Only an exact copy of the records below will serve as the answer.
(Dataset entries begins)
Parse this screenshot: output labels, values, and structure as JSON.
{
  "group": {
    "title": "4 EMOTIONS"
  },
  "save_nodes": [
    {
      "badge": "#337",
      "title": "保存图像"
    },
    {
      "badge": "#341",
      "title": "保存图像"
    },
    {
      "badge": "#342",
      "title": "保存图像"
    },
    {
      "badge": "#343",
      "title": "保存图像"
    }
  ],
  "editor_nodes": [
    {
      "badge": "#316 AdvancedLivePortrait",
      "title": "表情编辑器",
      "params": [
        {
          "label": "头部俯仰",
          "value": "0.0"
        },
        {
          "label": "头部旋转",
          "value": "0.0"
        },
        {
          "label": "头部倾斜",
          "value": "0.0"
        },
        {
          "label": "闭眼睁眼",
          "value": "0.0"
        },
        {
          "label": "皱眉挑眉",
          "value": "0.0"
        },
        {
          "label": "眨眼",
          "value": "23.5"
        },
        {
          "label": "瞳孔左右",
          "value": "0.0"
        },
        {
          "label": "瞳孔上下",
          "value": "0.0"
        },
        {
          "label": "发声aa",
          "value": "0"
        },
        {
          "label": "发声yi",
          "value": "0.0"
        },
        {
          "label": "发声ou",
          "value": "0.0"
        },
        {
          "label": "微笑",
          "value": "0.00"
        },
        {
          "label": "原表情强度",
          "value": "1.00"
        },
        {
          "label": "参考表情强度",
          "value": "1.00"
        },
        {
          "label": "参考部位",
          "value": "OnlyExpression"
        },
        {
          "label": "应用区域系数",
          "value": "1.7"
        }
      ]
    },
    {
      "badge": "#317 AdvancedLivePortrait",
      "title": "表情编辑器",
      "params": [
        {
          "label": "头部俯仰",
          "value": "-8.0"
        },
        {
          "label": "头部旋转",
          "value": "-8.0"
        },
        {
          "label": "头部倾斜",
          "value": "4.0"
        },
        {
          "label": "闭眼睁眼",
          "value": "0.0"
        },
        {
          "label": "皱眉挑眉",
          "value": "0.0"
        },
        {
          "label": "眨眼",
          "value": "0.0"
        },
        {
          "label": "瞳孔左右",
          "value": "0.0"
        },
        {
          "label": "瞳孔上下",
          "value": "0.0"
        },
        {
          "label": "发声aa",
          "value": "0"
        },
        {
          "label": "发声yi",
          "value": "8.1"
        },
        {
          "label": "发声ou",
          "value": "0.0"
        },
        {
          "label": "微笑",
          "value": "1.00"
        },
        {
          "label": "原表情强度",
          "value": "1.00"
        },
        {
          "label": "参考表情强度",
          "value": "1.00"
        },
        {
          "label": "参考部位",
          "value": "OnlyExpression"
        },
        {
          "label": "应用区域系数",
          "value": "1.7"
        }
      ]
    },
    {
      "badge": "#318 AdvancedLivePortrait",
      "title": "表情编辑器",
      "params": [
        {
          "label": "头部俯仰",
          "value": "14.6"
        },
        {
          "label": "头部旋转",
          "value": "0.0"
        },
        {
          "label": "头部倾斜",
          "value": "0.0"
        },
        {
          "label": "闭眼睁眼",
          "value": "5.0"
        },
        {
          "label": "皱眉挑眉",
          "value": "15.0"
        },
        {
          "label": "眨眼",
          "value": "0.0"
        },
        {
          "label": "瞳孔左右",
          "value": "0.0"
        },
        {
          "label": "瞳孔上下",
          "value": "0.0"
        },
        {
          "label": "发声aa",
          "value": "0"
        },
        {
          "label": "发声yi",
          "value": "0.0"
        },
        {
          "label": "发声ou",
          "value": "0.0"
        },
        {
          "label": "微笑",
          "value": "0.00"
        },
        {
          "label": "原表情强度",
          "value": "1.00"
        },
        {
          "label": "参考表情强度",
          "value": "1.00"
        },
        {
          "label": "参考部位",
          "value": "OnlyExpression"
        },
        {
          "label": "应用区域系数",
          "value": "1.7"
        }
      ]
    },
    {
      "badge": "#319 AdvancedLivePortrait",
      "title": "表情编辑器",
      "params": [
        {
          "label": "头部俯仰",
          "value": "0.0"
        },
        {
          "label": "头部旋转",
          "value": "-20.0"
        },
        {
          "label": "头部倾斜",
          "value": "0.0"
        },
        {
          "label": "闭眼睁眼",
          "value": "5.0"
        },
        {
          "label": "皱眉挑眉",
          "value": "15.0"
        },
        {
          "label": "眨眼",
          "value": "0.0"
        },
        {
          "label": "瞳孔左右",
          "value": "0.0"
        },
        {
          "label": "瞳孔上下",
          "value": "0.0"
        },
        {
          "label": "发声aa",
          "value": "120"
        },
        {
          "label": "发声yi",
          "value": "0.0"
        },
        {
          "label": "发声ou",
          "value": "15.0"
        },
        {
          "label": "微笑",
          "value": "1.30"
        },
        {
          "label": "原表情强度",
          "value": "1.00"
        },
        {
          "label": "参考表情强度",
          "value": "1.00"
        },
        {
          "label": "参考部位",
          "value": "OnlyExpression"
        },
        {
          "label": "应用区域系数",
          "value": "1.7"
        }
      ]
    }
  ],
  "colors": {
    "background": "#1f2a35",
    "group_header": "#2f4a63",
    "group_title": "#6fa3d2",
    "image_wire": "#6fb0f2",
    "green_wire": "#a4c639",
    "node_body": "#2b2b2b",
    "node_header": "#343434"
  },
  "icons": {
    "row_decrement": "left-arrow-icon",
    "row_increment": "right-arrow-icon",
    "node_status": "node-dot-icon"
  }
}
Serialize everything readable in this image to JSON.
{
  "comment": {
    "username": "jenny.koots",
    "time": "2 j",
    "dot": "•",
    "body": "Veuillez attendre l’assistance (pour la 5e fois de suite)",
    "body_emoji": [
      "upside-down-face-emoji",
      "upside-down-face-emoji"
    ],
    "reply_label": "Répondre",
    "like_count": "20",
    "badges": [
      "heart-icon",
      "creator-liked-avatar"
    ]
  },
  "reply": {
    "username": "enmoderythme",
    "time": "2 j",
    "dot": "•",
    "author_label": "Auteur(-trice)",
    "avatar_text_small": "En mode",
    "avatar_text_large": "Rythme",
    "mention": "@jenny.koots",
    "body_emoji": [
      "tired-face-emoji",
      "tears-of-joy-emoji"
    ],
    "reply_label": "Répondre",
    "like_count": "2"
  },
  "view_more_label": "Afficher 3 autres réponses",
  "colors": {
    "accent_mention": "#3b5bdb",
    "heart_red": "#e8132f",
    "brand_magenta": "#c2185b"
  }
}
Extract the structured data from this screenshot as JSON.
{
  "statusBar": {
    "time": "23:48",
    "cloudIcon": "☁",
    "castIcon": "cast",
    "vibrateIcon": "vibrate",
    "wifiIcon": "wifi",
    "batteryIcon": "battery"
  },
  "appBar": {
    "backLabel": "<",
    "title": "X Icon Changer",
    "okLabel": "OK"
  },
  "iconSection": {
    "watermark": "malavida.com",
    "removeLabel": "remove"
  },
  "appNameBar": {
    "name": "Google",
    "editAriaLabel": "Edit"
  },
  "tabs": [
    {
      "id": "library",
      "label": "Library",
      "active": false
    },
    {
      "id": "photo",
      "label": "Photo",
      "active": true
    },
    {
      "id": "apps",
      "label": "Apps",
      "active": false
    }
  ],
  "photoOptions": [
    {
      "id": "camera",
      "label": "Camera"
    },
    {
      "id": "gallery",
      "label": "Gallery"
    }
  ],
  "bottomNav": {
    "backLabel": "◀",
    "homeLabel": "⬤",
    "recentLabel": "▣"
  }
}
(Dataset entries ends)
Solution for this exercise
Parse this screenshot: output labels, values, and structure as JSON.
{
  "group": {
    "title": "4 EMOTIONS"
  },
  "save_nodes": [
    {
      "badge": "#337",
      "title": "保存图像"
    },
    {
      "badge": "#341",
      "title": "保存图像"
    },
    {
      "badge": "#342",
      "title": "保存图像"
    },
    {
      "badge": "#343",
      "title": "保存图像"
    }
  ],
  "editor_nodes": [
    {
      "badge": "#316 AdvancedLivePortrait",
      "title": "表情编辑器",
      "params": [
        {
          "label": "头部俯仰",
          "value": "0.0"
        },
        {
          "label": "头部旋转",
          "value": "0.0"
        },
        {
          "label": "头部倾斜",
          "value": "0.0"
        },
        {
          "label": "闭眼睁眼",
          "value": "0.0"
        },
        {
          "label": "皱眉挑眉",
          "value": "0.0"
        },
        {
          "label": "眨眼",
          "value": "23.5"
        },
        {
          "label": "瞳孔左右",
          "value": "0.0"
        },
        {
          "label": "瞳孔上下",
          "value": "0.0"
        },
        {
          "label": "发声aa",
          "value": "0"
        },
        {
          "label": "发声yi",
          "value": "0.0"
        },
        {
          "label": "发声ou",
          "value": "0.0"
        },
        {
          "label": "微笑",
          "value": "0.00"
        },
        {
          "label": "原表情强度",
          "value": "1.00"
        },
        {
          "label": "参考表情强度",
          "value": "1.00"
        },
        {
          "label": "参考部位",
          "value": "OnlyExpression"
        },
        {
          "label": "应用区域系数",
          "value": "1.7"
        }
      ]
    },
    {
      "badge": "#317 AdvancedLivePortrait",
      "title": "表情编辑器",
      "params": [
        {
          "label": "头部俯仰",
          "value": "-8.0"
        },
        {
          "label": "头部旋转",
          "value": "-8.0"
        },
        {
          "label": "头部倾斜",
          "value": "4.0"
        },
        {
          "label": "闭眼睁眼",
          "value": "0.0"
        },
        {
          "label": "皱眉挑眉",
          "value": "0.0"
        },
        {
          "label": "眨眼",
          "value": "0.0"
        },
        {
          "label": "瞳孔左右",
          "value": "0.0"
        },
        {
          "label": "瞳孔上下",
          "value": "0.0"
        },
        {
          "label": "发声aa",
          "value": "0"
        },
        {
          "label": "发声yi",
          "value": "8.1"
        },
        {
          "label": "发声ou",
          "value": "0.0"
        },
        {
          "label": "微笑",
          "value": "1.00"
        },
        {
          "label": "原表情强度",
          "value": "1.00"
        },
        {
          "label": "参考表情强度",
          "value": "1.00"
        },
        {
          "label": "参考部位",
          "value": "OnlyExpression"
        },
        {
          "label": "应用区域系数",
          "value": "1.7"
        }
      ]
    },
    {
      "badge": "#318 AdvancedLivePortrait",
      "title": "表情编辑器",
      "params": [
        {
          "label": "头部俯仰",
          "value": "14.6"
        },
        {
          "label": "头部旋转",
          "value": "0.0"
        },
        {
          "label": "头部倾斜",
          "value": "0.0"
        },
        {
          "label": "闭眼睁眼",
          "value": "5.0"
        },
        {
          "label": "皱眉挑眉",
          "value": "15.0"
        },
        {
          "label": "眨眼",
          "value": "0.0"
        },
        {
          "label": "瞳孔左右",
          "value": "0.0"
        },
        {
          "label": "瞳孔上下",
          "value": "0.0"
        },
        {
          "label": "发声aa",
          "value": "0"
        },
        {
          "label": "发声yi",
          "value": "0.0"
        },
        {
          "label": "发声ou",
          "value": "0.0"
        },
        {
          "label": "微笑",
          "value": "0.00"
        },
        {
          "label": "原表情强度",
          "value": "1.00"
        },
        {
          "label": "参考表情强度",
          "value": "1.00"
        },
        {
          "label": "参考部位",
          "value": "OnlyExpression"
        },
        {
          "label": "应用区域系数",
          "value": "1.7"
        }
      ]
    },
    {
      "badge": "#319 AdvancedLivePortrait",
      "title": "表情编辑器",
      "params": [
        {
          "label": "头部俯仰",
          "value": "0.0"
        },
        {
          "label": "头部旋转",
          "value": "-20.0"
        },
        {
          "label": "头部倾斜",
          "value": "0.0"
        },
        {
          "label": "闭眼睁眼",
          "value": "5.0"
        },
        {
          "label": "皱眉挑眉",
          "value": "15.0"
        },
        {
          "label": "眨眼",
          "value": "0.0"
        },
        {
          "label": "瞳孔左右",
          "value": "0.0"
        },
        {
          "label": "瞳孔上下",
          "value": "0.0"
        },
        {
          "label": "发声aa",
          "value": "120"
        },
        {
          "label": "发声yi",
          "value": "0.0"
        },
        {
          "label": "发声ou",
          "value": "15.0"
        },
        {
          "label": "微笑",
          "value": "1.30"
        },
        {
          "label": "原表情强度",
          "value": "1.00"
        },
        {
          "label": "参考表情强度",
          "value": "1.00"
        },
        {
          "label": "参考部位",
          "value": "OnlyExpression"
        },
        {
          "label": "应用区域系数",
          "value": "1.7"
        }
      ]
    }
  ],
  "colors": {
    "background": "#1f2a35",
    "group_header": "#2f4a63",
    "group_title": "#6fa3d2",
    "image_wire": "#6fb0f2",
    "green_wire": "#a4c639",
    "node_body": "#2b2b2b",
    "node_header": "#343434"
  },
  "icons": {
    "row_decrement": "left-arrow-icon",
    "row_increment": "right-arrow-icon",
    "node_status": "node-dot-icon"
  }
}
Serialize everything readable in this image to JSON.
{
  "comment": {
    "username": "jenny.koots",
    "time": "2 j",
    "dot": "•",
    "body": "Veuillez attendre l’assistance (pour la 5e fois de suite)",
    "body_emoji": [
      "upside-down-face-emoji",
      "upside-down-face-emoji"
    ],
    "reply_label": "Répondre",
    "like_count": "20",
    "badges": [
      "heart-icon",
      "creator-liked-avatar"
    ]
  },
  "reply": {
    "username": "enmoderythme",
    "time": "2 j",
    "dot": "•",
    "author_label": "Auteur(-trice)",
    "avatar_text_small": "En mode",
    "avatar_text_large": "Rythme",
    "mention": "@jenny.koots",
    "body_emoji": [
      "tired-face-emoji",
      "tears-of-joy-emoji"
    ],
    "reply_label": "Répondre",
    "like_count": "2"
  },
  "view_more_label": "Afficher 3 autres réponses",
  "colors": {
    "accent_mention": "#3b5bdb",
    "heart_red": "#e8132f",
    "brand_magenta": "#c2185b"
  }
}
Extract the structured data from this screenshot as JSON.
{
  "statusBar": {
    "time": "23:48",
    "cloudIcon": "☁",
    "castIcon": "cast",
    "vibrateIcon": "vibrate",
    "wifiIcon": "wifi",
    "batteryIcon": "battery"
  },
  "appBar": {
    "backLabel": "<",
    "title": "X Icon Changer",
    "okLabel": "OK"
  },
  "iconSection": {
    "watermark": "malavida.com",
    "removeLabel": "remove"
  },
  "appNameBar": {
    "name": "Google",
    "editAriaLabel": "Edit"
  },
  "tabs": [
    {
      "id": "library",
      "label": "Library",
      "active": false
    },
    {
      "id": "photo",
      "label": "Photo",
      "active": true
    },
    {
      "id": "apps",
      "label": "Apps",
      "active": false
    }
  ],
  "photoOptions": [
    {
      "id": "camera",
      "label": "Camera"
    },
    {
      "id": "gallery",
      "label": "Gallery"
    }
  ],
  "bottomNav": {
    "backLabel": "◀",
    "homeLabel": "⬤",
    "recentLabel": "▣"
  }
}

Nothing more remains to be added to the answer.